More cities sign up for UN drive for disaster resilience
18 Mar 2015
SENDAI, Japan—From only 1,400 in 2012, the number of cities and other communities worldwide that have signed up for the United Nations’ “Making Cities Resilient to Disaster” campaign has reached more than 2,400, according to the UN Office for Disaster Risk Reduction.
However, only 120-plus of the local government units are in the Philippines, where there are a total of 144 cities, 81 provinces, 1,490 municipalities and 42,028 barangays (villages).
Since its launch in May 2010, the UN campaign “has acted as a vehicle for local governments to give more attention to disaster risk reduction (DRR) and develop partnerships with key stakeholders, including civil society, the private sector and academics,” noted the Geneva-based UN agency.

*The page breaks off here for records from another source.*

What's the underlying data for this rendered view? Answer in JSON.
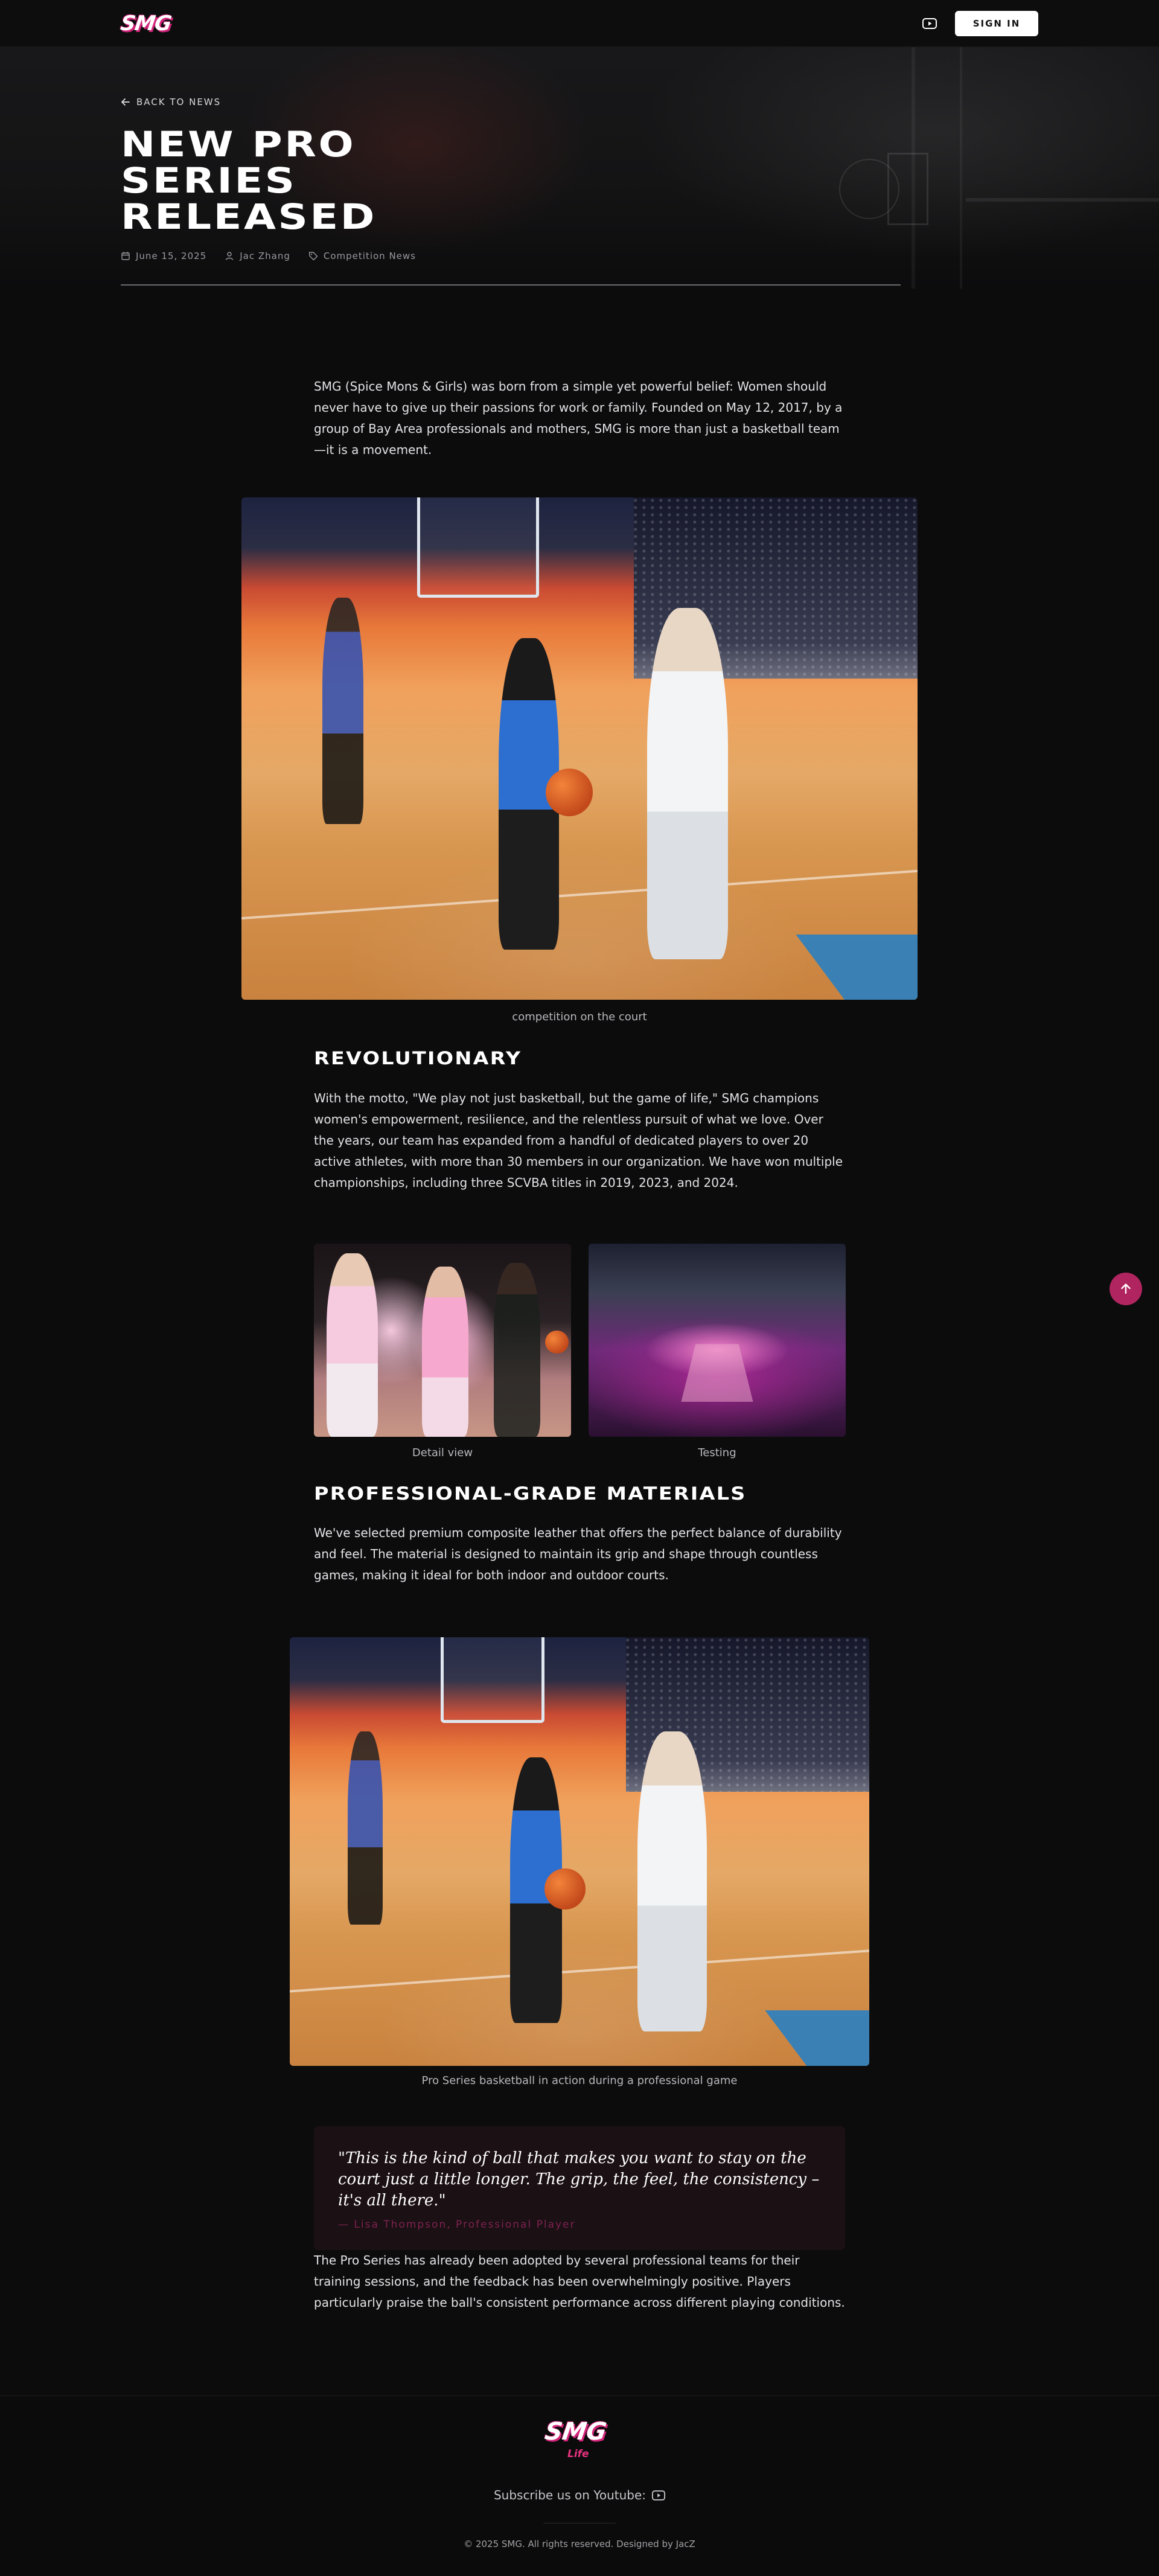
{
  "nav": {
    "logo": "SMG",
    "youtube_icon": "youtube-icon",
    "signin_label": "SIGN IN"
  },
  "hero": {
    "back_label": "BACK TO NEWS",
    "title": "NEW PRO SERIES RELEASED",
    "date": "June 15, 2025",
    "author": "Jac Zhang",
    "category": "Competition News"
  },
  "article": {
    "intro": "SMG (Spice Mons & Girls) was born from a simple yet powerful belief: Women should never have to give up their passions for work or family. Founded on May 12, 2017, by a group of Bay Area professionals and mothers, SMG is more than just a basketball team—it is a movement.",
    "image1_caption": "competition on the court",
    "section1_title": "REVOLUTIONARY",
    "section1_body": "With the motto, \"We play not just basketball, but the game of life,\" SMG champions women's empowerment, resilience, and the relentless pursuit of what we love. Over the years, our team has expanded from a handful of dedicated players to over 20 active athletes, with more than 30 members in our organization. We have won multiple championships, including three SCVBA titles in 2019, 2023, and 2024.",
    "gallery": [
      {
        "caption": "Detail view"
      },
      {
        "caption": "Testing"
      }
    ],
    "section2_title": "PROFESSIONAL-GRADE MATERIALS",
    "section2_body": "We've selected premium composite leather that offers the perfect balance of durability and feel. The material is designed to maintain its grip and shape through countless games, making it ideal for both indoor and outdoor courts.",
    "image2_caption": "Pro Series basketball in action during a professional game",
    "quote": "\"This is the kind of ball that makes you want to stay on the court just a little longer. The grip, the feel, the consistency – it's all there.\"",
    "quote_author": "— Lisa Thompson, Professional Player",
    "closing": "The Pro Series has already been adopted by several professional teams for their training sessions, and the feedback has been overwhelmingly positive. Players particularly praise the ball's consistent performance across different playing conditions."
  },
  "footer": {
    "logo": "SMG",
    "tagline": "Life",
    "subscribe_label": "Subscribe us on Youtube:",
    "copyright": "© 2025 SMG. All rights reserved. Designed by JacZ"
  },
  "colors": {
    "accent": "#d3257a",
    "background": "#0c0c0d",
    "scroll_top": "#b0245f"
  }
}
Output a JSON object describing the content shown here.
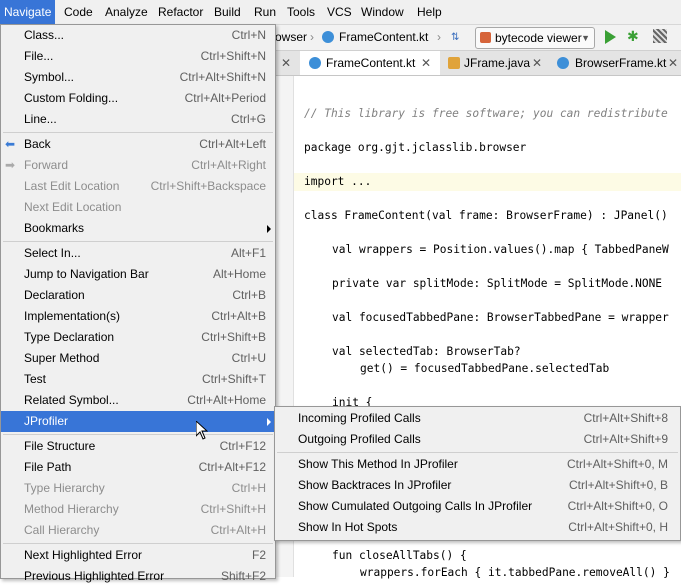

In a briefing paper released during the UN World Conference on Disaster Risk Reduction (WCDRR) hosted by this northeastern Japanese city from March 14 to 18, the UN agency said a total of 121 nations—including the Philippines—have enacted disaster risk reduction and management (DRMM) legislation to establish policy and legal frameworks.
It had earlier cited the Philippines for the 2010 passage of the National Disaster Risk Reduction Act, which it described as a “proactive approach to disaster risk governance.”
The law, passed during the Arroyo administration, obliges local government units (LGU) to earmark 5 percent of their total revenues to DRR. LGUs may also use 20 percent of their Internal Revenue Allotment from the national government on enhancing resilience.
The UN agency also reported that 86 countries—including the Philippines—“have set up formal national coordinating bodies for DRR, which help create a common language, vision and understanding of the responsibility for the program nationally.”
In Manila, the National Disaster Risk Reduction and Management Council (NDRRMC) which is coordinated by the Office of Civil Defense, an agency attached to the Department of National Defense, oversees the government’s DRRM efforts.
It promotes a “whole-of-society” approach in achieving its goal of maintaining safer, adaptive and resilient communities toward sustainable development through four interrelated thematic areas—“prevention and mitigation, preparedness, response, and rehabilitation and recovery.”
In its report, the UN agency noted that “mortality from weather-related disasters is in decline in many countries like Cuba, Bangladesh, India, Mozambique and the Philippines due to risk information and early warning systems.”